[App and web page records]
++++++

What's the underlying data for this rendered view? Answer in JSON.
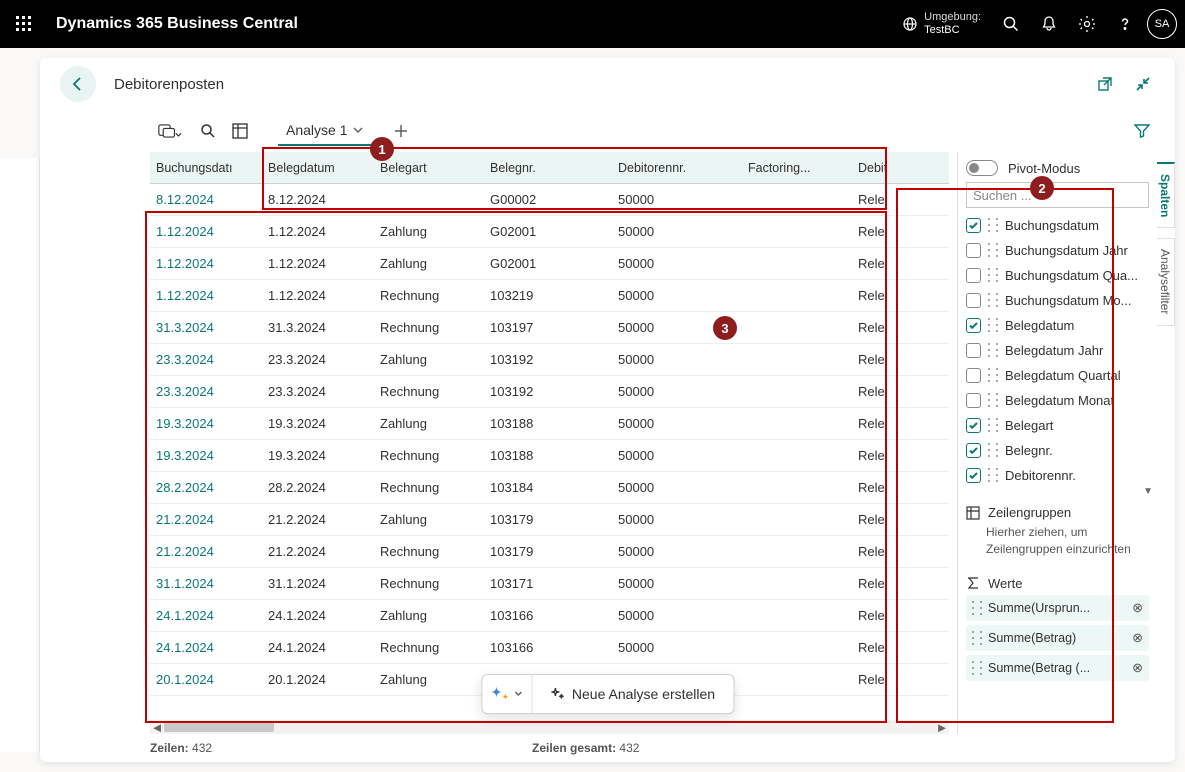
{
  "header": {
    "appTitle": "Dynamics 365 Business Central",
    "envLabel": "Umgebung:",
    "envName": "TestBC",
    "avatarInitials": "SA"
  },
  "page": {
    "title": "Debitorenposten",
    "analysisTab": "Analyse 1",
    "pivotModeLabel": "Pivot-Modus",
    "searchPlaceholder": "Suchen ...",
    "rowGroupsLabel": "Zeilengruppen",
    "rowGroupsHint": "Hierher ziehen, um Zeilengruppen einzurichten",
    "valuesLabel": "Werte",
    "sideTab1": "Spalten",
    "sideTab2": "Analysefilter",
    "copilot": "Neue Analyse erstellen",
    "statusRows": "Zeilen:",
    "statusRowsVal": "432",
    "statusTotal": "Zeilen gesamt:",
    "statusTotalVal": "432"
  },
  "columns": [
    "Buchungsdatı",
    "Belegdatum",
    "Belegart",
    "Belegnr.",
    "Debitorennr.",
    "Factoring...",
    "Debit"
  ],
  "rows": [
    [
      "8.12.2024",
      "8.12.2024",
      "",
      "G00002",
      "50000",
      "",
      "Rele"
    ],
    [
      "1.12.2024",
      "1.12.2024",
      "Zahlung",
      "G02001",
      "50000",
      "",
      "Rele"
    ],
    [
      "1.12.2024",
      "1.12.2024",
      "Zahlung",
      "G02001",
      "50000",
      "",
      "Rele"
    ],
    [
      "1.12.2024",
      "1.12.2024",
      "Rechnung",
      "103219",
      "50000",
      "",
      "Rele"
    ],
    [
      "31.3.2024",
      "31.3.2024",
      "Rechnung",
      "103197",
      "50000",
      "",
      "Rele"
    ],
    [
      "23.3.2024",
      "23.3.2024",
      "Zahlung",
      "103192",
      "50000",
      "",
      "Rele"
    ],
    [
      "23.3.2024",
      "23.3.2024",
      "Rechnung",
      "103192",
      "50000",
      "",
      "Rele"
    ],
    [
      "19.3.2024",
      "19.3.2024",
      "Zahlung",
      "103188",
      "50000",
      "",
      "Rele"
    ],
    [
      "19.3.2024",
      "19.3.2024",
      "Rechnung",
      "103188",
      "50000",
      "",
      "Rele"
    ],
    [
      "28.2.2024",
      "28.2.2024",
      "Rechnung",
      "103184",
      "50000",
      "",
      "Rele"
    ],
    [
      "21.2.2024",
      "21.2.2024",
      "Zahlung",
      "103179",
      "50000",
      "",
      "Rele"
    ],
    [
      "21.2.2024",
      "21.2.2024",
      "Rechnung",
      "103179",
      "50000",
      "",
      "Rele"
    ],
    [
      "31.1.2024",
      "31.1.2024",
      "Rechnung",
      "103171",
      "50000",
      "",
      "Rele"
    ],
    [
      "24.1.2024",
      "24.1.2024",
      "Zahlung",
      "103166",
      "50000",
      "",
      "Rele"
    ],
    [
      "24.1.2024",
      "24.1.2024",
      "Rechnung",
      "103166",
      "50000",
      "",
      "Rele"
    ],
    [
      "20.1.2024",
      "20.1.2024",
      "Zahlung",
      "",
      "",
      "",
      "Rele"
    ]
  ],
  "columnFields": [
    {
      "label": "Buchungsdatum",
      "checked": true
    },
    {
      "label": "Buchungsdatum Jahr",
      "checked": false
    },
    {
      "label": "Buchungsdatum Qua...",
      "checked": false
    },
    {
      "label": "Buchungsdatum Mo...",
      "checked": false
    },
    {
      "label": "Belegdatum",
      "checked": true
    },
    {
      "label": "Belegdatum Jahr",
      "checked": false
    },
    {
      "label": "Belegdatum Quartal",
      "checked": false
    },
    {
      "label": "Belegdatum Monat",
      "checked": false
    },
    {
      "label": "Belegart",
      "checked": true
    },
    {
      "label": "Belegnr.",
      "checked": true
    },
    {
      "label": "Debitorennr.",
      "checked": true
    }
  ],
  "valueChips": [
    "Summe(Ursprun...",
    "Summe(Betrag)",
    "Summe(Betrag (..."
  ]
}
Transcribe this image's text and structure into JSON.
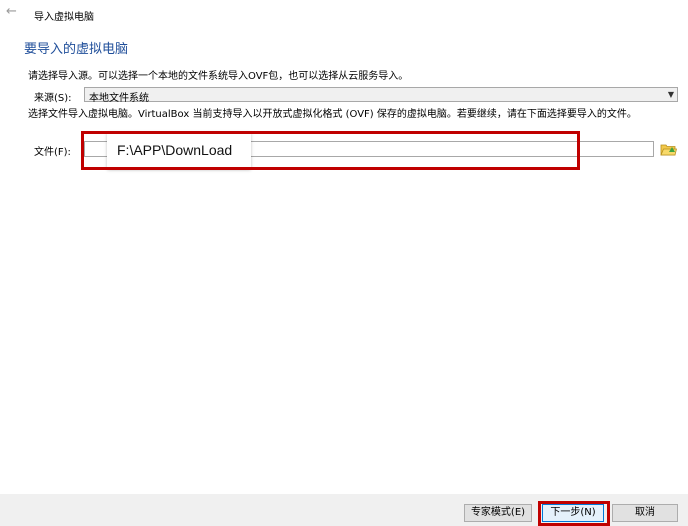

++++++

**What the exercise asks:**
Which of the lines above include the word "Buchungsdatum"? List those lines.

**Output:**
      "label": "Buchungsdatum",
      "label": "Buchungsdatum Jahr",
      "label": "Buchungsdatum Qua...",
      "label": "Buchungsdatum Mo...",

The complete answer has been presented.